> **Entries taken from a collection**
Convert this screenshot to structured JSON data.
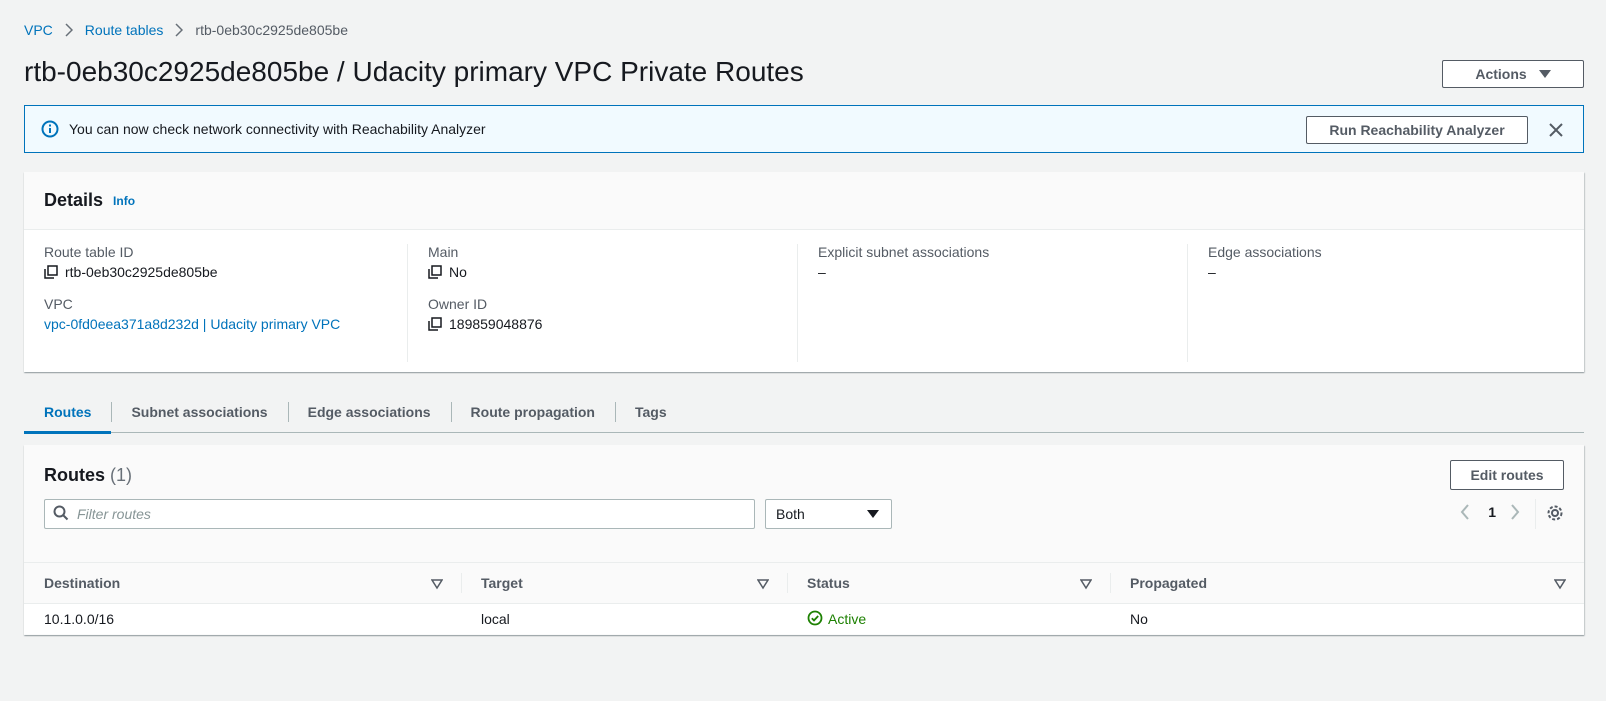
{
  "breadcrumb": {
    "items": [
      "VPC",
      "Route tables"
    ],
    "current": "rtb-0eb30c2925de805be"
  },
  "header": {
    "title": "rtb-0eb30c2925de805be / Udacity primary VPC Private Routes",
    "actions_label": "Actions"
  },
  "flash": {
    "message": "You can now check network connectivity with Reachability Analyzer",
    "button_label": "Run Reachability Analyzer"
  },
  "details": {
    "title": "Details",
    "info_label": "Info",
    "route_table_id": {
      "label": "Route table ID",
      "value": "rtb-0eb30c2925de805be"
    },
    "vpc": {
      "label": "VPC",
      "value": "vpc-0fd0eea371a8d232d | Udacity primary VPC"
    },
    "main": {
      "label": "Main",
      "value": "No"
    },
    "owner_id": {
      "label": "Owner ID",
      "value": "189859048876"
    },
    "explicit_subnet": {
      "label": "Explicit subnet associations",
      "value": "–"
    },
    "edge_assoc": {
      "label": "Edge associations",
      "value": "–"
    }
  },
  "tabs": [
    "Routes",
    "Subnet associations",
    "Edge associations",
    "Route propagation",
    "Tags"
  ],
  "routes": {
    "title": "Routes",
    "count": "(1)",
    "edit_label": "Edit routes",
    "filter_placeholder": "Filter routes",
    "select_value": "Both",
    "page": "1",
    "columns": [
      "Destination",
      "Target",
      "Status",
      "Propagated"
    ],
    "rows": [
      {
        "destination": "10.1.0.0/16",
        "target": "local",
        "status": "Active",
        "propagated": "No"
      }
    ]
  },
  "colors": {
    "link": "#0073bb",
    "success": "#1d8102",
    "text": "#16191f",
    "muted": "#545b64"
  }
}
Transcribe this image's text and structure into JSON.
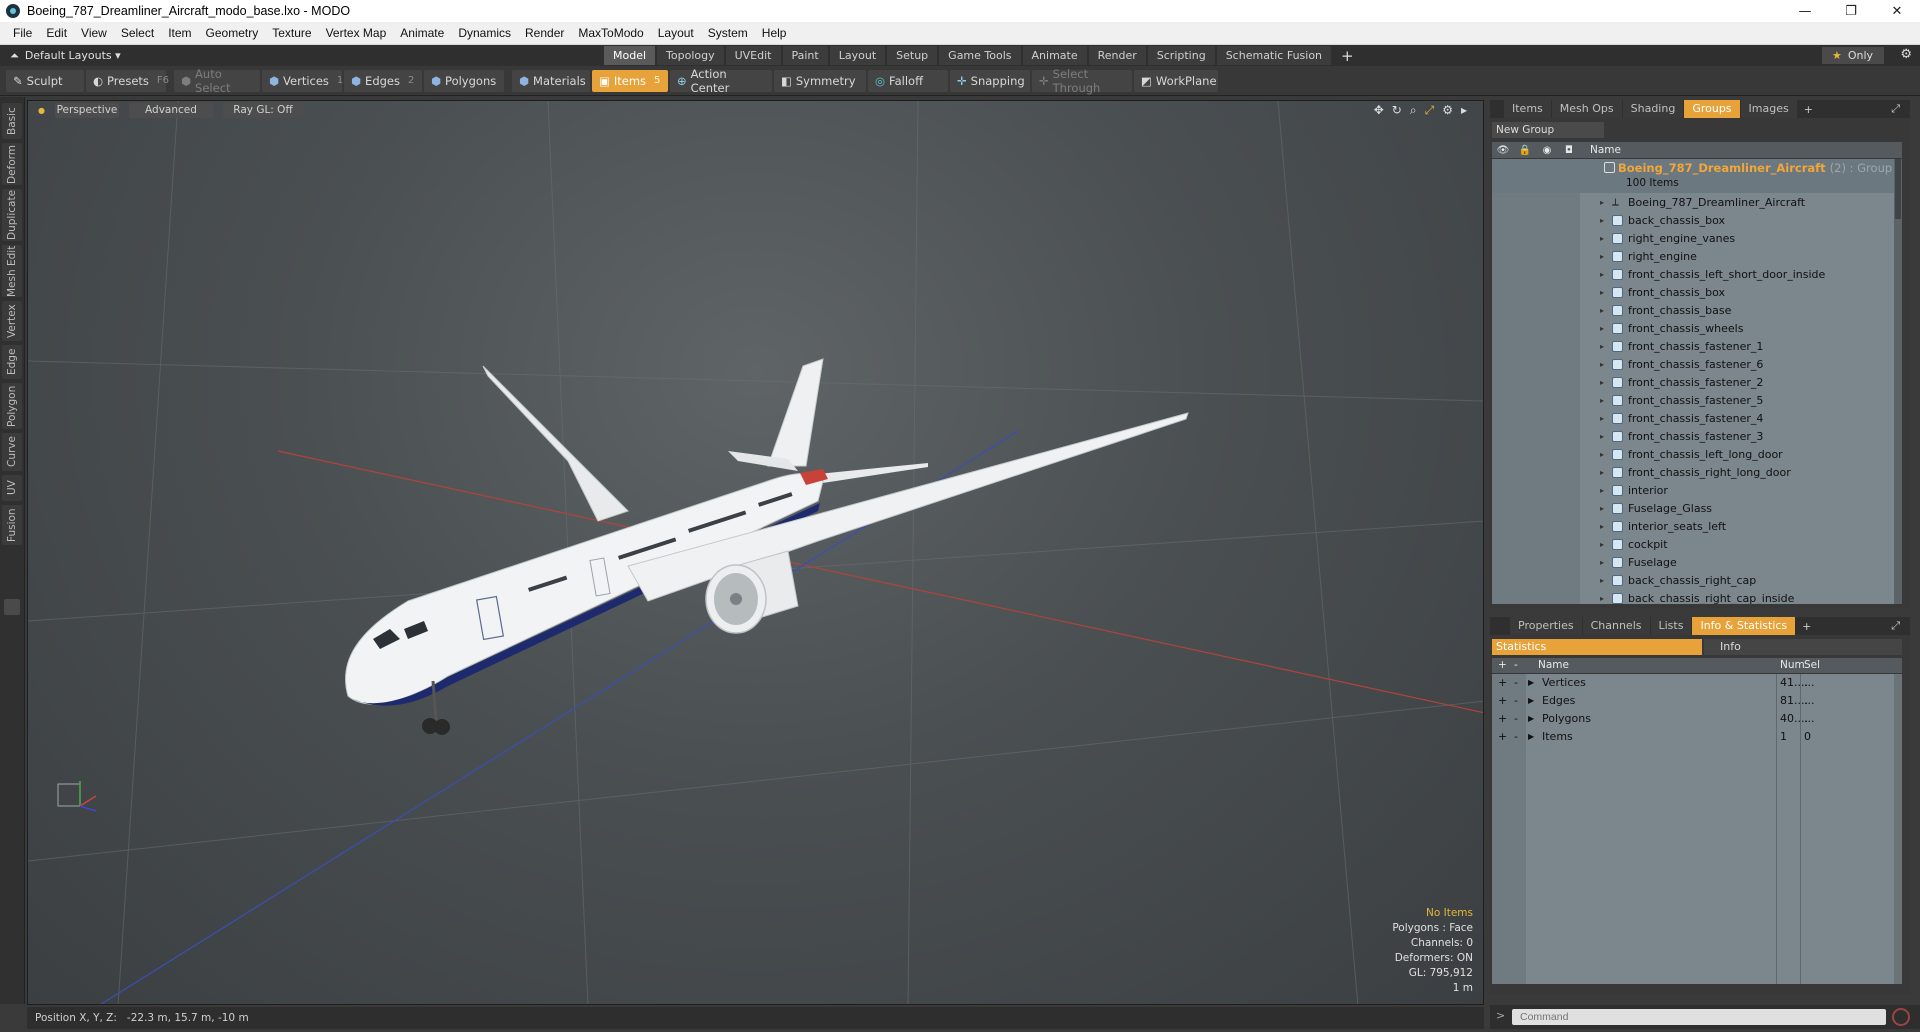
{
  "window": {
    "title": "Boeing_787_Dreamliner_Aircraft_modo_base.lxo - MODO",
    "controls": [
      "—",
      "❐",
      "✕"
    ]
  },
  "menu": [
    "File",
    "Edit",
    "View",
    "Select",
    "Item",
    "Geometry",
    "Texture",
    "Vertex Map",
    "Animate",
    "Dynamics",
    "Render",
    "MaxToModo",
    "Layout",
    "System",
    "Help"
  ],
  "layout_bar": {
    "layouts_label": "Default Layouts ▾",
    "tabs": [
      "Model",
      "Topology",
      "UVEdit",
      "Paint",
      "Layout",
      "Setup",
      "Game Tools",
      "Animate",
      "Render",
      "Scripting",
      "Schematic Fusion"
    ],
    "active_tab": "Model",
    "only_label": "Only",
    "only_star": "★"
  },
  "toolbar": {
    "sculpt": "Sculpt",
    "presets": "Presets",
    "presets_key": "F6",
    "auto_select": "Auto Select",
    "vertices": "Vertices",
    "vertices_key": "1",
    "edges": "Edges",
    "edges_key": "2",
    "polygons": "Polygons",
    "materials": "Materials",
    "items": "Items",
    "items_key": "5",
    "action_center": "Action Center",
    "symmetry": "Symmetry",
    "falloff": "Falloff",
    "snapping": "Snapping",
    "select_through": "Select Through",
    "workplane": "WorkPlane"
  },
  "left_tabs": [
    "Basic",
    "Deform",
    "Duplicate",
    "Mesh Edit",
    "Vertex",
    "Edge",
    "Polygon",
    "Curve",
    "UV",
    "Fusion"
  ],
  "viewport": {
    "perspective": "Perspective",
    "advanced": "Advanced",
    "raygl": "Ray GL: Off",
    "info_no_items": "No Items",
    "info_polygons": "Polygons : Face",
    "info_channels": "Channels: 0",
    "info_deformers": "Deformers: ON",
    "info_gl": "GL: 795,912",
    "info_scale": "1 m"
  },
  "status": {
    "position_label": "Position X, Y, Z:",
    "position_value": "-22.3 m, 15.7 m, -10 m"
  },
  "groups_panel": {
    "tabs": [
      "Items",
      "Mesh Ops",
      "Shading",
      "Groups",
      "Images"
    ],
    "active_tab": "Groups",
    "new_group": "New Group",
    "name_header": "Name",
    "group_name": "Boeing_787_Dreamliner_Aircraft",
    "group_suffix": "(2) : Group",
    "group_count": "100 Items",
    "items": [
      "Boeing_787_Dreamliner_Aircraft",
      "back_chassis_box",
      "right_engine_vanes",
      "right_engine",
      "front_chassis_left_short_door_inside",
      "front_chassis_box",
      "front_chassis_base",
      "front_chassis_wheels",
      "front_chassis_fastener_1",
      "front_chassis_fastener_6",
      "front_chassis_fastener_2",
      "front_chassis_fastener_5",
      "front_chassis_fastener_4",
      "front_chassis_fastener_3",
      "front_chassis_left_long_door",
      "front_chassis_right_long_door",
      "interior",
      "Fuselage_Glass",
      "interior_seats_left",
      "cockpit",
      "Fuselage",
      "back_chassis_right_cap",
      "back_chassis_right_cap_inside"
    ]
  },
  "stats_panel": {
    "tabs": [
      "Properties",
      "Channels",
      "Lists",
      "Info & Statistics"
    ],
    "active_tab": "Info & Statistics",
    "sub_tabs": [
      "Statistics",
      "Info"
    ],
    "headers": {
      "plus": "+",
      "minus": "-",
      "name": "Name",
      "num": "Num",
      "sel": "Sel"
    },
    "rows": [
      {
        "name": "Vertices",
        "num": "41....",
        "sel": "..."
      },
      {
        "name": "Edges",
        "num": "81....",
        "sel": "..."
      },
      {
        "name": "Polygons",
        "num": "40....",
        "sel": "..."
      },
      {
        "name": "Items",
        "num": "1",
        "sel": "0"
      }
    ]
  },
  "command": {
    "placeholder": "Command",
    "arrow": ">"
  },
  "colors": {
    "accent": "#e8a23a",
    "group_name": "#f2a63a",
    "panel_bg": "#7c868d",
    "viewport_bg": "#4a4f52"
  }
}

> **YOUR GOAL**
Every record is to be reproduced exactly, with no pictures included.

> **RESPONSE TO THE TASK**
Convert this screenshot to structured JSON data.
{
  "breadcrumb": {
    "items": [
      "VPC",
      "Route tables"
    ],
    "current": "rtb-0eb30c2925de805be"
  },
  "header": {
    "title": "rtb-0eb30c2925de805be / Udacity primary VPC Private Routes",
    "actions_label": "Actions"
  },
  "flash": {
    "message": "You can now check network connectivity with Reachability Analyzer",
    "button_label": "Run Reachability Analyzer"
  },
  "details": {
    "title": "Details",
    "info_label": "Info",
    "route_table_id": {
      "label": "Route table ID",
      "value": "rtb-0eb30c2925de805be"
    },
    "vpc": {
      "label": "VPC",
      "value": "vpc-0fd0eea371a8d232d | Udacity primary VPC"
    },
    "main": {
      "label": "Main",
      "value": "No"
    },
    "owner_id": {
      "label": "Owner ID",
      "value": "189859048876"
    },
    "explicit_subnet": {
      "label": "Explicit subnet associations",
      "value": "–"
    },
    "edge_assoc": {
      "label": "Edge associations",
      "value": "–"
    }
  },
  "tabs": [
    "Routes",
    "Subnet associations",
    "Edge associations",
    "Route propagation",
    "Tags"
  ],
  "routes": {
    "title": "Routes",
    "count": "(1)",
    "edit_label": "Edit routes",
    "filter_placeholder": "Filter routes",
    "select_value": "Both",
    "page": "1",
    "columns": [
      "Destination",
      "Target",
      "Status",
      "Propagated"
    ],
    "rows": [
      {
        "destination": "10.1.0.0/16",
        "target": "local",
        "status": "Active",
        "propagated": "No"
      }
    ]
  },
  "colors": {
    "link": "#0073bb",
    "success": "#1d8102",
    "text": "#16191f",
    "muted": "#545b64"
  }
}
Transcribe this image's text and structure into JSON.
{
  "window": {
    "title": "Boeing_787_Dreamliner_Aircraft_modo_base.lxo - MODO",
    "controls": [
      "—",
      "❐",
      "✕"
    ]
  },
  "menu": [
    "File",
    "Edit",
    "View",
    "Select",
    "Item",
    "Geometry",
    "Texture",
    "Vertex Map",
    "Animate",
    "Dynamics",
    "Render",
    "MaxToModo",
    "Layout",
    "System",
    "Help"
  ],
  "layout_bar": {
    "layouts_label": "Default Layouts ▾",
    "tabs": [
      "Model",
      "Topology",
      "UVEdit",
      "Paint",
      "Layout",
      "Setup",
      "Game Tools",
      "Animate",
      "Render",
      "Scripting",
      "Schematic Fusion"
    ],
    "active_tab": "Model",
    "only_label": "Only",
    "only_star": "★"
  },
  "toolbar": {
    "sculpt": "Sculpt",
    "presets": "Presets",
    "presets_key": "F6",
    "auto_select": "Auto Select",
    "vertices": "Vertices",
    "vertices_key": "1",
    "edges": "Edges",
    "edges_key": "2",
    "polygons": "Polygons",
    "materials": "Materials",
    "items": "Items",
    "items_key": "5",
    "action_center": "Action Center",
    "symmetry": "Symmetry",
    "falloff": "Falloff",
    "snapping": "Snapping",
    "select_through": "Select Through",
    "workplane": "WorkPlane"
  },
  "left_tabs": [
    "Basic",
    "Deform",
    "Duplicate",
    "Mesh Edit",
    "Vertex",
    "Edge",
    "Polygon",
    "Curve",
    "UV",
    "Fusion"
  ],
  "viewport": {
    "perspective": "Perspective",
    "advanced": "Advanced",
    "raygl": "Ray GL: Off",
    "info_no_items": "No Items",
    "info_polygons": "Polygons : Face",
    "info_channels": "Channels: 0",
    "info_deformers": "Deformers: ON",
    "info_gl": "GL: 795,912",
    "info_scale": "1 m"
  },
  "status": {
    "position_label": "Position X, Y, Z:",
    "position_value": "-22.3 m, 15.7 m, -10 m"
  },
  "groups_panel": {
    "tabs": [
      "Items",
      "Mesh Ops",
      "Shading",
      "Groups",
      "Images"
    ],
    "active_tab": "Groups",
    "new_group": "New Group",
    "name_header": "Name",
    "group_name": "Boeing_787_Dreamliner_Aircraft",
    "group_suffix": "(2) : Group",
    "group_count": "100 Items",
    "items": [
      "Boeing_787_Dreamliner_Aircraft",
      "back_chassis_box",
      "right_engine_vanes",
      "right_engine",
      "front_chassis_left_short_door_inside",
      "front_chassis_box",
      "front_chassis_base",
      "front_chassis_wheels",
      "front_chassis_fastener_1",
      "front_chassis_fastener_6",
      "front_chassis_fastener_2",
      "front_chassis_fastener_5",
      "front_chassis_fastener_4",
      "front_chassis_fastener_3",
      "front_chassis_left_long_door",
      "front_chassis_right_long_door",
      "interior",
      "Fuselage_Glass",
      "interior_seats_left",
      "cockpit",
      "Fuselage",
      "back_chassis_right_cap",
      "back_chassis_right_cap_inside"
    ]
  },
  "stats_panel": {
    "tabs": [
      "Properties",
      "Channels",
      "Lists",
      "Info & Statistics"
    ],
    "active_tab": "Info & Statistics",
    "sub_tabs": [
      "Statistics",
      "Info"
    ],
    "headers": {
      "plus": "+",
      "minus": "-",
      "name": "Name",
      "num": "Num",
      "sel": "Sel"
    },
    "rows": [
      {
        "name": "Vertices",
        "num": "41....",
        "sel": "..."
      },
      {
        "name": "Edges",
        "num": "81....",
        "sel": "..."
      },
      {
        "name": "Polygons",
        "num": "40....",
        "sel": "..."
      },
      {
        "name": "Items",
        "num": "1",
        "sel": "0"
      }
    ]
  },
  "command": {
    "placeholder": "Command",
    "arrow": ">"
  },
  "colors": {
    "accent": "#e8a23a",
    "group_name": "#f2a63a",
    "panel_bg": "#7c868d",
    "viewport_bg": "#4a4f52"
  }
}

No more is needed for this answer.